On July 6, Utah Moms for Racial and Social Equity made its official debut as an organization with a peaceful demonstration at West Jordan City Hall. The description on the group’s Instagram and Facebook pages sum up the call many mothers feel to fight for change: “George Floyd called out for his mama. We heard him.”  

UMRSE was founded by three Utah mothers, Cristina Woods, Rachanee Berg and Abigail Dizon-Maughan. The group aims to provide “a safe, family friendly space to exercise their rights and teach the importance of standing up to racial and social injustice,” Berg said. The group isn’t exclusively for mothers, though mothers do have a special place within the group. There’s a fourth founder, too: Noah Dizon-Maughan, the 13-year-old son of Abigail Dizon-Maughan, who represents the voices of youth that UMRSE seeks to amplify.

“We marched to demonstrate for social justice and equity, to show people of color they are loved and have allies, and to teach our children how to stand up to injustice,” said the founders. 

Approximately 200 people attended the demonstration at city hall. The event began with a performance of the Black national anthem, “Lift Every Voice,” by Isabel Cossa. Next, speaker Pauline Fonua Williams paid tribute to George Floyd, challenging listeners to “say his name” and to heed the call to action that has resulted from his death.

Youth speakers also shared messages throughout the evening. Taylorsville resident Violet Woods, Cristina’s 16-year-old stepdaughter, spoke about the microaggressions she has experienced and how this behavior must no longer be accepted.

Sonya Banza, a Black student entering her senior year at Copper Hills High School, expressed her wish to see Black history taught in schools and her dream to be a lawyer one day. Banza heard about the event through Noah Dizon-Maughan, who contacted her via Instagram. “I knew this was a great opportunity to help people become aware of the issues going on in the United States,” Banza said. “It was hard to choose one topic to focus on, so I chose one that I thought could make one of the biggest impacts in our country.”

Then families began their march through Veterans Memorial Park. Demonstrators carried signs, and children rode scooters.
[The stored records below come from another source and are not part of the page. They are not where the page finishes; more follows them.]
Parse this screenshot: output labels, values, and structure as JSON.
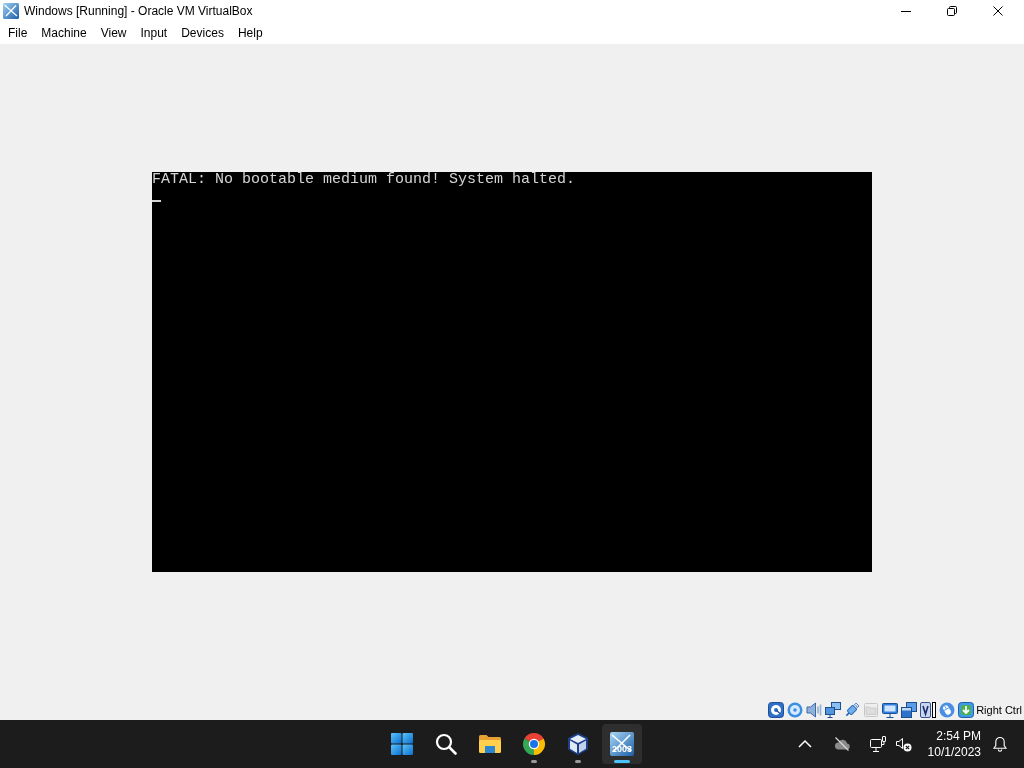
{
  "window": {
    "title": "Windows [Running] - Oracle VM VirtualBox"
  },
  "menu_bar": [
    "File",
    "Machine",
    "View",
    "Input",
    "Devices",
    "Help"
  ],
  "vm_screen": {
    "lines": [
      "FATAL: No bootable medium found! System halted."
    ],
    "cursor": true
  },
  "status_bar": {
    "indicators": [
      {
        "kind": "hard-disk",
        "disabled": false
      },
      {
        "kind": "optical-drive",
        "disabled": false
      },
      {
        "kind": "audio",
        "disabled": false
      },
      {
        "kind": "network",
        "disabled": false
      },
      {
        "kind": "usb",
        "disabled": false
      },
      {
        "kind": "shared-folders",
        "disabled": true
      },
      {
        "kind": "display",
        "disabled": false
      },
      {
        "kind": "recording",
        "disabled": false
      },
      {
        "kind": "features",
        "disabled": false
      },
      {
        "kind": "mouse",
        "disabled": false
      },
      {
        "kind": "keyboard",
        "disabled": false
      }
    ],
    "host_key": "Right Ctrl"
  },
  "taskbar": {
    "apps": [
      {
        "kind": "start",
        "running": false,
        "selected": false
      },
      {
        "kind": "search",
        "running": false,
        "selected": false
      },
      {
        "kind": "file-explorer",
        "running": false,
        "selected": false
      },
      {
        "kind": "browser",
        "running": true,
        "selected": false
      },
      {
        "kind": "virtualbox",
        "running": true,
        "selected": false
      },
      {
        "kind": "vm-window",
        "label": "2003",
        "running": true,
        "selected": true
      }
    ],
    "tray": [
      {
        "kind": "chevron"
      },
      {
        "kind": "cloud-off"
      },
      {
        "kind": "network"
      },
      {
        "kind": "volume-muted"
      }
    ],
    "clock": {
      "time": "2:54 PM",
      "date": "10/1/2023"
    }
  }
}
Five-year-old Soledad Dizon-Maughan led the call-outs: “No justice, no peace” and “1-2-3-4, we won't take it anymore! 5-6-7-8, stop the violence, stop the hate!” 

Following the march, a moment of silence was held for victims of police brutality. Then Jenny Rock and Kandace Marie performed “Rise Up” by Andra Day. UMRSE’s founders then spoke about the formation of the organization and shared personal experiences with racism as minorities in predominantly white Utah. 

“Gathering together shows the people of color in our community we care, and they have allies,” Berg said. “We had a wonderful event full of love, where families of all races stood together in solidarity against injustice.”

“The march was one of the coolest things I’ve seen,” Sonya Banza said. “It was really nice to see so many people of all different backgrounds unite for one cause.”

Still, there were some concerns surrounding the rally. Much attention was given to how to conduct the event safely amid a pandemic. Data collected from previous protests in Utah and around the country indicated protests carried low risk of transmission, since most occurred outdoors and masks were widely used. UMRSE organizers encouraged attendees to wear masks and maintain a safe distance from others. Masks donated by the NAACP were passed out to those who had none. 

Given the clashes with counter-protestors at other events around the country, UMRSE took measures to avoid conflict as well. 

“We worked closely with West Jordan Police Department, who showed a tremendous amount of support for our cause,” Berg said. They also aimed to avoid “divisive rhetoric that would motivate counter protestors and distract from our core message.”

Now that the group’s inaugural event has passed, there are more efforts on the horizon for UMRSE. Their current project is a voter registration drive. The founders echoed the position of the NAACP that “elections matter. Our elected officials determine the quality and equality of our leaders in law enforcement, public education systems, and so much more.” 

Anyone who wants to get involved with UMRSE—mothers or not—can find the group on Facebook or on Instagram @UTMomsForRacialSocialEquity.